** Aim of the exercise **
From the records below, pull each line that has "icon".

** Source material **

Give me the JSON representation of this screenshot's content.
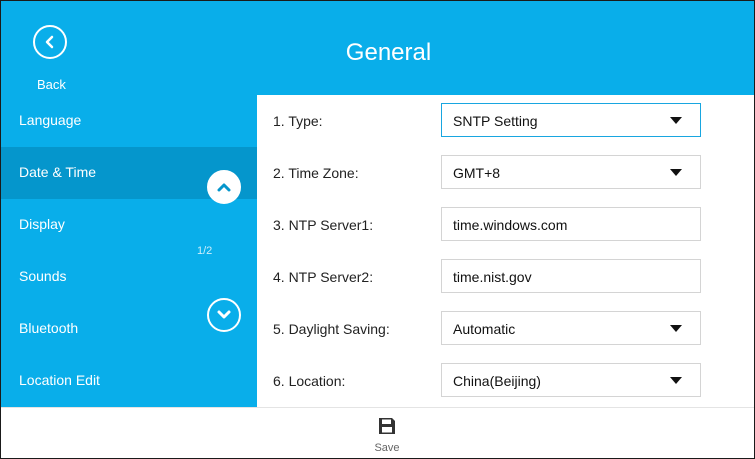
{
  "header": {
    "back_label": "Back",
    "title": "General",
    "back_icon": "chevron-left-icon"
  },
  "sidebar": {
    "items": [
      {
        "label": "Language"
      },
      {
        "label": "Date & Time"
      },
      {
        "label": "Display"
      },
      {
        "label": "Sounds"
      },
      {
        "label": "Bluetooth"
      },
      {
        "label": "Location Edit"
      }
    ],
    "active_item": "Date & Time",
    "page_indicator": "1/2",
    "scroll_up_icon": "chevron-up-icon",
    "scroll_down_icon": "chevron-down-icon"
  },
  "form": {
    "rows": [
      {
        "label": "1. Type:",
        "value": "SNTP Setting",
        "control": "dropdown"
      },
      {
        "label": "2. Time Zone:",
        "value": "GMT+8",
        "control": "dropdown"
      },
      {
        "label": "3. NTP Server1:",
        "value": "time.windows.com",
        "control": "text"
      },
      {
        "label": "4. NTP Server2:",
        "value": "time.nist.gov",
        "control": "text"
      },
      {
        "label": "5. Daylight Saving:",
        "value": "Automatic",
        "control": "dropdown"
      },
      {
        "label": "6. Location:",
        "value": "China(Beijing)",
        "control": "dropdown"
      }
    ]
  },
  "footer": {
    "save_label": "Save",
    "save_icon": "floppy-disk-icon"
  },
  "colors": {
    "accent": "#09aeea",
    "active_item": "#0596cc",
    "focus_border": "#18a6e0"
  }
}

** Answer to the exercise **
    "back_icon": "chevron-left-icon"
    "scroll_up_icon": "chevron-up-icon",
    "scroll_down_icon": "chevron-down-icon"
    "save_icon": "floppy-disk-icon"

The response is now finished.